(Stored data)
════

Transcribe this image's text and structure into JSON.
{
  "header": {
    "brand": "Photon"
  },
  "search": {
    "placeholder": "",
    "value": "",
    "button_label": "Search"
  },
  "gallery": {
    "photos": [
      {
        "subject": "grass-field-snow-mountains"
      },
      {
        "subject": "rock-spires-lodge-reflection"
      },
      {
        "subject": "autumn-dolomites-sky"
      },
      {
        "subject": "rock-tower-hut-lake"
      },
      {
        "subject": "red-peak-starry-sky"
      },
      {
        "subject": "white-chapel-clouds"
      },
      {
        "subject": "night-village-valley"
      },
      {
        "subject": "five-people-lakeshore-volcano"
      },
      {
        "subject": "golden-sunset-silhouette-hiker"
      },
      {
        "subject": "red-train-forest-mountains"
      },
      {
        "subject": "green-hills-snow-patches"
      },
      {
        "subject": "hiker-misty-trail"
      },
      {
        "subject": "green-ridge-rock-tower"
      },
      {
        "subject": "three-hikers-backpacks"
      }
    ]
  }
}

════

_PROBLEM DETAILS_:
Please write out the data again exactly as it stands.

_OUTPUT FOR THIS TASK_:
Transcribe this image's text and structure into JSON.
{
  "header": {
    "brand": "Photon"
  },
  "search": {
    "placeholder": "",
    "value": "",
    "button_label": "Search"
  },
  "gallery": {
    "photos": [
      {
        "subject": "grass-field-snow-mountains"
      },
      {
        "subject": "rock-spires-lodge-reflection"
      },
      {
        "subject": "autumn-dolomites-sky"
      },
      {
        "subject": "rock-tower-hut-lake"
      },
      {
        "subject": "red-peak-starry-sky"
      },
      {
        "subject": "white-chapel-clouds"
      },
      {
        "subject": "night-village-valley"
      },
      {
        "subject": "five-people-lakeshore-volcano"
      },
      {
        "subject": "golden-sunset-silhouette-hiker"
      },
      {
        "subject": "red-train-forest-mountains"
      },
      {
        "subject": "green-hills-snow-patches"
      },
      {
        "subject": "hiker-misty-trail"
      },
      {
        "subject": "green-ridge-rock-tower"
      },
      {
        "subject": "three-hikers-backpacks"
      }
    ]
  }
}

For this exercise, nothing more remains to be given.